It’d be years before authorities tracked her to another state.
Blanco, who settled in Miami in 1978, was also known for her lavish lifestyle, her penchant for mob movies – “The Godfather” inspired her son’s name, Michael Corleone – and for having a dog named Hitler.
Did the killings depicted in the series actually happen?
Yes, and they were just as gruesome.
The series features Blanco orchestrating what’s known as the Dadeland Mall Massacre of 1979, during which her henchmen shot her rival so many times that the man and his companion looked “like Swiss cheese”, a medical examiner said at the time.
She was also eventually charged in the killing of the two-year-old son of Jesús “Chucho” Castro, one of her organisation’s enforcers who had a falling out with Blanco’s son.
The Miami police chief at the time said Blanco was not present when the boy was killed, “but she gave the orders and paid the hitmen”, the “Tampa Bay Times” reported.
In the series, Vergara’s Blanco is at first remorseful and skittish at the idea of murder – only turning to violence to convince the male kingpins that she was not to be messed with. According to one of her enforcers, however, carnage “was something she enjoyed”.
“She liked to be at war,” Jorge “Rivi” Ayala told “Maxim”. “Every day she’d say, ‘We’ve got to get so-and-so’.”
Officials investigating Blanco’s crimes said she was happy about the death of Castro’s son because “it would upset the father”.
How did her empire crumble?
In the show, Blanco flees to California to escape the wrath of rival drug lord Rafael Cardona Salazar, whose girlfriend dies in an accident while she and Blanco are high on cocaine.
Blanco then calls the authorities on herself after learning Salazar is on the West Coast, in an effort to stave off his revenge.
That’s not what really happened. By 1984, officials had tracked Blanco to California, where she moved after creating too many enemies in Miami. After surveilling her for months, federal agents busted into her Irvine, California, home while she was reading the Bible, the “Sun Sentinel” reported.
In 1985, she was sentenced to 15 years in prison for conspiracy to import cocaine.

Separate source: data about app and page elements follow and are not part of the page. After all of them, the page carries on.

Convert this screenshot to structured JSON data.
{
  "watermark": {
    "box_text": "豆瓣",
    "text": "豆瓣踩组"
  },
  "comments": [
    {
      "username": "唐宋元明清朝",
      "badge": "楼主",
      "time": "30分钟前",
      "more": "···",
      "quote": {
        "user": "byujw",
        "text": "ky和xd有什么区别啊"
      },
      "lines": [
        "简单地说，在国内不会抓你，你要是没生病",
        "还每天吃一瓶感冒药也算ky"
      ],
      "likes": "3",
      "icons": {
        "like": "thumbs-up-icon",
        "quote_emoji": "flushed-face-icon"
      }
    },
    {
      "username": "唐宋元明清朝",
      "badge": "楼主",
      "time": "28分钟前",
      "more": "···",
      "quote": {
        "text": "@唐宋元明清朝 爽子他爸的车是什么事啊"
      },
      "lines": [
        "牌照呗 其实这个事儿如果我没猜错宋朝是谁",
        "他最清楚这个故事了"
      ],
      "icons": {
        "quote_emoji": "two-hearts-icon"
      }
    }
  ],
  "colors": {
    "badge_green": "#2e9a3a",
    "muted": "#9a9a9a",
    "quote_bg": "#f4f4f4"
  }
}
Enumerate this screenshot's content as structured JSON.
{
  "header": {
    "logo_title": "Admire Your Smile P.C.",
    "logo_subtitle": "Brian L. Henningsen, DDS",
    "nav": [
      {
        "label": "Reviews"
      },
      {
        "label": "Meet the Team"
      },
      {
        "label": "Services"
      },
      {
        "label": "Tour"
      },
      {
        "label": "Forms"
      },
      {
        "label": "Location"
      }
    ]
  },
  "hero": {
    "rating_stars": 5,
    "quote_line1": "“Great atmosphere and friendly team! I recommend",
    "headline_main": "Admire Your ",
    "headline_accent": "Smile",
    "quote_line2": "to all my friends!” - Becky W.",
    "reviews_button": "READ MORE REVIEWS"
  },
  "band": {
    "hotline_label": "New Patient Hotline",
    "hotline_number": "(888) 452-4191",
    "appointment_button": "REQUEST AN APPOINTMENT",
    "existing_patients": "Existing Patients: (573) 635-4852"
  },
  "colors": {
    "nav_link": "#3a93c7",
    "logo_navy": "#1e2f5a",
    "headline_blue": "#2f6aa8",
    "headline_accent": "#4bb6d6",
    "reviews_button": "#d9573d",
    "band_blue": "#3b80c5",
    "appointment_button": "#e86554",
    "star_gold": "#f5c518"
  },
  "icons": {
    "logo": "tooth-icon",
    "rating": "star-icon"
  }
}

However, Blanco allegedly continued conducting drug trades from behind bars through her boyfriend, a dealer, who’d sent her a fan letter in 1991.
Then in 1994, prosecutors, who’d enlisted Ayala as their star witness, charged her with three counts of murder and were seeking the death penalty.
But like the series shows, the murder case fell apart after Miami-Dade County state attorney’s office employees were caught having inappropriate relationships with Ayala.
Blanco reached a deal with federal authorities after the scandal. She pleaded guilty to the three murder charges and was sentenced to serve three concurrent 20-year sentences.
Before serving the full sentences, she was deported to Colombia in 2004, where she lived in an exclusive gated community, according to Vice.
Eight years later, Blanco was at a butcher shop in Medellín when a man pulled up on a motorcycle and shot her twice, killing her using the same technique she was said to have popularised. She was 69.
What happened to her family?
Blanco’s three oldest sons – Dixon, Uber and Osvaldo Trujillo-Blanco – who were shown to have been murdered on the show, suffered the same fate in real life, “purportedly in retribution for carnage she herself caused”, “Miami New Times” reported.
Blanco’s youngest, Michael Corleone Blanco, is still alive, but he’s not happy with “Griselda”.
In an interview with Fox News, he slammed the series as “disrespectful”. He and his wife are now suing Vergara and Netflix for the “unauthorised” use of the family’s likeness, claiming in a lawsuit that the streaming giant used information from private interviews without authorisation.
Representatives for Netflix, Vergara and Newman, the “Griselda” creator, did not immediately respond to requests for comment from “The Washington Post”.
However, Newman told “Today” that lawsuits like Michael Corleone’s “kind of comes with the territory”, adding: “I tend not to think much about them.”